“When I was eventually trapped in my room and couldn’t do my job any longer, I realised I had to leave”, she says.

She explains the hardened situation for journalists and bloggers as a result of the growing influence of the fundamentalist movement on politics in Bangladesh. This shift began some years ago with open provocations, such as the case in when fundamentalists started to protest against a sculpture of well-known 19th century mystic and singer Lalon, erected close to the airport in Dhaka. Lalon is considered an icon of religious tolerance, whose songs inspired and influenced both poets and religious thinkers. Eventually, fundamentalist activists tore down the sculpture, and actions like these gave them a growing attention.
“Gradually they also gained more power, not least through the religious so-called Madrassa schools with their numerous students, and the influential religious leader Allama Mohammad Shafi”, says Mitu

Shafi is the leader of the so called Hefajat-e-Islam Bangladesh, one of the larger fundamentalist movements in the country. In 2013, with the help of thousands of Madrassa students, the movement entered Dhaka with a 13-point charter addressed to the government. The charter demanded execution of so-called “atheist bloggers”, to stop infiltration of all “alien-culture” in the country, but it also included a ban on women’s right to work outside their homes and to bar girls from school after fifth grade, something that Shamima Mitu openly protested against in her writings.

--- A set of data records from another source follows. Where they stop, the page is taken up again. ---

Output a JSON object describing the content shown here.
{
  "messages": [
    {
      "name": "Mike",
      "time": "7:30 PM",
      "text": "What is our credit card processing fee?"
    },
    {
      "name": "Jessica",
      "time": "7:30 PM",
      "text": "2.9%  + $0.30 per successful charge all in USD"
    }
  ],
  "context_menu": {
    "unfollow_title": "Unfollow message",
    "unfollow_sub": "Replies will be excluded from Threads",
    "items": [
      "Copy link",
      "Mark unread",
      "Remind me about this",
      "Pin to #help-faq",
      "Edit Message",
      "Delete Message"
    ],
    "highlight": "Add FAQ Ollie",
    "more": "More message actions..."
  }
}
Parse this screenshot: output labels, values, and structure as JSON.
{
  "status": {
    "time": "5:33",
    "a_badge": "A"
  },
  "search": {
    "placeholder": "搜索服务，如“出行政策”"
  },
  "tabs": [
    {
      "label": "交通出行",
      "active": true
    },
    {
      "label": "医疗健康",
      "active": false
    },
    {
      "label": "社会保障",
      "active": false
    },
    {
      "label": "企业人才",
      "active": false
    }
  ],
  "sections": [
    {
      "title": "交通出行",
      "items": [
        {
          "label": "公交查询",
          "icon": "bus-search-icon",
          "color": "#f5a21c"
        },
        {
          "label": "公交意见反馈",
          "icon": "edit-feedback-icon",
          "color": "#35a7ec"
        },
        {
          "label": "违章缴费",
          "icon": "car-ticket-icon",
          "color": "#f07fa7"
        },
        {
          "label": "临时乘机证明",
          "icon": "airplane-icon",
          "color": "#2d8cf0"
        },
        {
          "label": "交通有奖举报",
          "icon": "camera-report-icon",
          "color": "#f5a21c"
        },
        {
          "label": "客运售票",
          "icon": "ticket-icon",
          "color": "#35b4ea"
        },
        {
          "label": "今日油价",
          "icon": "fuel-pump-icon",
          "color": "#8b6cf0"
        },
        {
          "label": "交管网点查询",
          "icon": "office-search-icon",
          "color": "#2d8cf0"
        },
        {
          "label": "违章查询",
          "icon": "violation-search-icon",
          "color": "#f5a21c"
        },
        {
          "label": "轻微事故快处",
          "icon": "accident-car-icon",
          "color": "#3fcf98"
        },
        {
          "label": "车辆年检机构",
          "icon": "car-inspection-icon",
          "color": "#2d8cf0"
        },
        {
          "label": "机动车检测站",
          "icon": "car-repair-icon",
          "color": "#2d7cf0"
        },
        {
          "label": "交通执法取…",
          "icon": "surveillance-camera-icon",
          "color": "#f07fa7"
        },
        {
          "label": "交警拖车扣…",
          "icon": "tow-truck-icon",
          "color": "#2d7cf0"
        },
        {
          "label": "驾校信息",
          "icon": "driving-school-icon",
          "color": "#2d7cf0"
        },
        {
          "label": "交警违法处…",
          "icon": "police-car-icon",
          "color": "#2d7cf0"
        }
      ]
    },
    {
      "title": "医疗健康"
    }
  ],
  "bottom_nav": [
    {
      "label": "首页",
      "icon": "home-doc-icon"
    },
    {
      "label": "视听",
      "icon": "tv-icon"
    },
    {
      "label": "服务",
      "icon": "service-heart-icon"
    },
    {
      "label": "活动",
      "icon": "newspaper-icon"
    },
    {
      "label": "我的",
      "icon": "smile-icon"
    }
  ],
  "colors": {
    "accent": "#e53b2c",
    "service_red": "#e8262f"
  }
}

She sees this radicalisation of religious movements as a result of the political situation, with a two-party structure, which in her opinion has deprived people of their possibility to raise their voices. But she also sees the radicalisation in countries like Afghanistan, in the Middle East and in Africa as an explanation to why fundamentalism in her own country has gained ground. Conservative religious leaders have simply been inspired by this development abroad. But she underlines that these tendencies are not, and have historically not been a part of Bangladesh culture, neither in the Muslim nor the Hindu community.

In 2015, the Cabinet Committee for Law and Order decided “to declare Atheist authors as criminals”, thereby meeting the demands of the fundamentalists. Despite these open provocations and severe attacks on human rights, such as freedom of speech and women’s rights in Bangladesh, Shamima Mitu sees that this situation will not go on forever. She continues to write her blog in exile, and is convinced that her only way to try and influence Bangladesh society in a more progressive way, is to continue writing.
“Everyone, from my office colleagues to friends and family, told me to stop writing. But it’s not the solution to stop. I had to write, and this was the reason why I had to leave Bangladesh”.